Made of wood
The story of IKEA is the story of wooden materials. And the story of wood is also a story about gaining the advantage. Find out how IKEA went from traditional hardwood furniture, to utilising everything from pine to bamboo and recycled wood. Always in close collaboration with suppliers and designers, in order to make the most from the least.
Go back in time and explore the origins of IKEA and Ingvar Kamprad. Hardship, thrift and ingenuity in Småland, Sweden, and visions of a new life at home for the many people. Simple, functional and beautiful.
In September 1964, a sensational article was published in a Swedish interior design magazine, claiming that a 33 kronor (EUR 3.30) chair from IKEA was better than a virtually identical chair that cost five times as much. IKEA was delighted, but the rest of the furniture industry was furious and threatened to boycott the magazine.
Both the flat pack and the Allen key are important features of the quite revolutionary idea of working together with your customers. Intelligent people who realise that if they help out a bit at the end of a long production and distribution process, they can only win. They get a sustainably produced piece of furniture with good function, quality and design, at a really low price. But what’s the catch? Well, you probably know the answer already.
The chaotic ’10s
In a world of urbanisation and housing shortages, financial worries and rising nationalism, IKEA intensifies its efforts to contribute to global sustainability for people and planet.
The digital ’00s
An era of new challenges and innovation for the world and for IKEA. The climate crisis climbs high on the global agenda, and the digital revolution changes everything.
The individualistic ’80s
As the global recession subsides, luxury consumption makes a comeback. The IKEA product range gets lost in attempts to keep up with global trends and the IKEA identity becomes muddled.
The man who always says yes!
Jan Ahlsén worked as a developer of products and materials at IKEA for 40 years. Here he talks about his successes but mostly about his most exciting mistakes.
The political ’60s
The world is rocked by ideological conflict. In Sweden, social reforms improve living standards.

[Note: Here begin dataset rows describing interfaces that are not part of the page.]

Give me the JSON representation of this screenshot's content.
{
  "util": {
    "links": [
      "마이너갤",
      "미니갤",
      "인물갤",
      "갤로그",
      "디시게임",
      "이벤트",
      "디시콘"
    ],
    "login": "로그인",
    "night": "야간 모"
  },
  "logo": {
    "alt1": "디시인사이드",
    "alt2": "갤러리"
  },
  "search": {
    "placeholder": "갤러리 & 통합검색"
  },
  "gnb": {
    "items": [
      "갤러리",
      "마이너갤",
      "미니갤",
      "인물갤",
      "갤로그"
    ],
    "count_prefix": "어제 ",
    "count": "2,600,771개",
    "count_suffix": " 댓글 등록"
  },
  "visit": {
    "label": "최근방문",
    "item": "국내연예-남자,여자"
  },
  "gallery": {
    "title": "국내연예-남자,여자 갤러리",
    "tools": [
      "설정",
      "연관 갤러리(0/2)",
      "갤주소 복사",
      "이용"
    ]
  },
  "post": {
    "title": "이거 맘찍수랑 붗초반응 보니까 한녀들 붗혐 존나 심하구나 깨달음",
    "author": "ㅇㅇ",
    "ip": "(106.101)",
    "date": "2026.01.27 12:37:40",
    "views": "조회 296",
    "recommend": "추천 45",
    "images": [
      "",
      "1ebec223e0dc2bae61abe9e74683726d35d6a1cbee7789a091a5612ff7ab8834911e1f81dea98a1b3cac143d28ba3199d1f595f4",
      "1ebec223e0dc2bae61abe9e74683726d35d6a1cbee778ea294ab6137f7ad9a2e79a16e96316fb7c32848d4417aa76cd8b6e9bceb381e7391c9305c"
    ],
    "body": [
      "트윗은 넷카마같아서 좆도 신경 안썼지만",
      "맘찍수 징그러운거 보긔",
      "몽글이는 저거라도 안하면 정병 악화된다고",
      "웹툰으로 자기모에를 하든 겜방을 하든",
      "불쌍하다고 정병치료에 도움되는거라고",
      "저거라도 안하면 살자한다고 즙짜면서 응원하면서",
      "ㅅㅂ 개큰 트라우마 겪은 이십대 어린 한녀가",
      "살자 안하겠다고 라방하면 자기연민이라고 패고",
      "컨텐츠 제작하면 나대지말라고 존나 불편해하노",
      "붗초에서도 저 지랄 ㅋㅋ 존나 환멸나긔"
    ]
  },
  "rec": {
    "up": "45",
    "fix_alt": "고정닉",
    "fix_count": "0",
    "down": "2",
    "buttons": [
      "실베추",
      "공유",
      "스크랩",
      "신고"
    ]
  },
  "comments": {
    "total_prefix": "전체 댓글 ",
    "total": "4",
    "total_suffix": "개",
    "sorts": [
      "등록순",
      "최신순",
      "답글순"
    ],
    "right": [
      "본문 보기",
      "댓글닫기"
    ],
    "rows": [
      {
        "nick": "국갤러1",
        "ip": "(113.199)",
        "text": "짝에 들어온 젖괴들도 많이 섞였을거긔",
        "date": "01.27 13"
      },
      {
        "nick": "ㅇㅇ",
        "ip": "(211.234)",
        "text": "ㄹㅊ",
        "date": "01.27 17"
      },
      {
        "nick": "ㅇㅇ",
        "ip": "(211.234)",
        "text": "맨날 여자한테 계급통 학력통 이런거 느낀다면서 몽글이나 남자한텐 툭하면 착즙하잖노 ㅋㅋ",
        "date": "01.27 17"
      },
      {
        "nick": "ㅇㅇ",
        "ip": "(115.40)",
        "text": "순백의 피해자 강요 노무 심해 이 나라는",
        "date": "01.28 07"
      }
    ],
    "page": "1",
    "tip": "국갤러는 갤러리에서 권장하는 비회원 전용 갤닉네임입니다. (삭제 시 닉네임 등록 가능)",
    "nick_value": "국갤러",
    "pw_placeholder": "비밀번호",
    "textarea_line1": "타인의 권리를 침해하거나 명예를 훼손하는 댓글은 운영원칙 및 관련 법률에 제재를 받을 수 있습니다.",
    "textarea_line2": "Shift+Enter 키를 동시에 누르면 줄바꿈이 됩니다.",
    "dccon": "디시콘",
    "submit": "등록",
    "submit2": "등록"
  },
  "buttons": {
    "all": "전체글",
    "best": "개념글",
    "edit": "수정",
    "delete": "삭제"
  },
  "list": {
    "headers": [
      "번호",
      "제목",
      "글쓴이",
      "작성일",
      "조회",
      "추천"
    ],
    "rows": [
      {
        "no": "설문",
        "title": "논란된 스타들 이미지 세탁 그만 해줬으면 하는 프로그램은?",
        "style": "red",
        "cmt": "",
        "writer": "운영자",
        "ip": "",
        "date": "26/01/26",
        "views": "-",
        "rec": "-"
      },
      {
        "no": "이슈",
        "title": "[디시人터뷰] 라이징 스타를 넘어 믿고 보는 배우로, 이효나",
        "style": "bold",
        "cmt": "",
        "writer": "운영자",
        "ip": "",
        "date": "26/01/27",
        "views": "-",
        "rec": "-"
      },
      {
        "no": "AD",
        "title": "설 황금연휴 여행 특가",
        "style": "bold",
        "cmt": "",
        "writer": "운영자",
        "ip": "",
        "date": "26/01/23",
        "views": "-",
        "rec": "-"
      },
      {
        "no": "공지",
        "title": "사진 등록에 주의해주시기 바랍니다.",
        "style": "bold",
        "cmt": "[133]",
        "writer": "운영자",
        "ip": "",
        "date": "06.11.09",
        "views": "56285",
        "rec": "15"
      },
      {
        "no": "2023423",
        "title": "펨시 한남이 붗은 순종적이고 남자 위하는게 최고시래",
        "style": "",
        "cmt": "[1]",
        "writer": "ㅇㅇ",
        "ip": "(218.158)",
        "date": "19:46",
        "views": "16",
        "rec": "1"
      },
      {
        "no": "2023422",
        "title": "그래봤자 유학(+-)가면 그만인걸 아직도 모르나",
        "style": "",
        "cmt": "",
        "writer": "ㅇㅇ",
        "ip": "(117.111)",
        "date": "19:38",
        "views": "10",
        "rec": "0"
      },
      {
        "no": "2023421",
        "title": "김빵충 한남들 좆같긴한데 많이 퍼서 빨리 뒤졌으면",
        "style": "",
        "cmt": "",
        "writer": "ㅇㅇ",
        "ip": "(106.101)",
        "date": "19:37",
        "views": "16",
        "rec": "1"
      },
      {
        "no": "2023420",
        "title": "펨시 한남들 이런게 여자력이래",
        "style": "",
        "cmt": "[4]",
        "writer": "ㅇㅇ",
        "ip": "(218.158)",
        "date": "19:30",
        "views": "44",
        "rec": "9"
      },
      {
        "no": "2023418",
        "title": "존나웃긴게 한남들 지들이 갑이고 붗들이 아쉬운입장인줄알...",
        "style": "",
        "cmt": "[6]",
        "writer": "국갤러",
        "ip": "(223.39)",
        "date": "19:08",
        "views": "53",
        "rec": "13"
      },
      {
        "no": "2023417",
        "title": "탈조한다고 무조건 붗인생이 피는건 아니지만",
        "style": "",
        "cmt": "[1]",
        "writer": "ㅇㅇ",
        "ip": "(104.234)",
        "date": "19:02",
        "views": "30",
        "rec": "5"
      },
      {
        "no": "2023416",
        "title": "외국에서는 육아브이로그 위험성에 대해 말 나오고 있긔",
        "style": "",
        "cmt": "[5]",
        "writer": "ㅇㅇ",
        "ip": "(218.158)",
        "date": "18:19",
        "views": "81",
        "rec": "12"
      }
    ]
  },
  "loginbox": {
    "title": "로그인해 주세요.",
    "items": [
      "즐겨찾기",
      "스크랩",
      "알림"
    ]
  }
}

A building boom creates a need for home furnishings and an IKEA flagship store opens in Stockholm.
The radical ’70s
A decade defined by political activism and discussion around consumerism. A good fit for the unpretentious style of IKEA. Despite the looming oil crisis, the great expansion begins.
The rocking ’50s
In the shadow of the Cold War, Sweden experiences a time of self-confidence and progress and Swedes have more money. IKEA opens home furnishing showrooms and what will become the first store in Älmhult.
The soul searching ’90s
The yuppie fades away and IKEA struggles with an identity crisis. It’s time to go back to the Scandinavian roots. While becoming a truly global brand, IKEA reclaims its soul.
The swinging ’40s
The war ends and neutral Sweden gets a head start, boosting its economy and sense of community. From playing shop as a small boy, Ingvar Kamprad founds IKEA and a new era is dawning.
The Wedge Dowel
Innovation is one of the most, or maybe the most important part of a company’s survival. The guts to question what everyone else happily agrees on is a must. And while doing that, you need to be pretty stubborn. As in this case. Ten years after the idea first came to mind, it is now considered by many to be one of the cleverest things IKEA ever came up with – the wedge dowel. A wooden peg that wedges into a milled hole.
Why is it called that?
IKEA product names can appear strange even to a Swede. Elsewhere in the world they’re virtually incomprehensible, but fun! Get the inside scoop on why IKEA products have such odd names, and learn about the intricate rules for naming them. Because there is a method to the madness.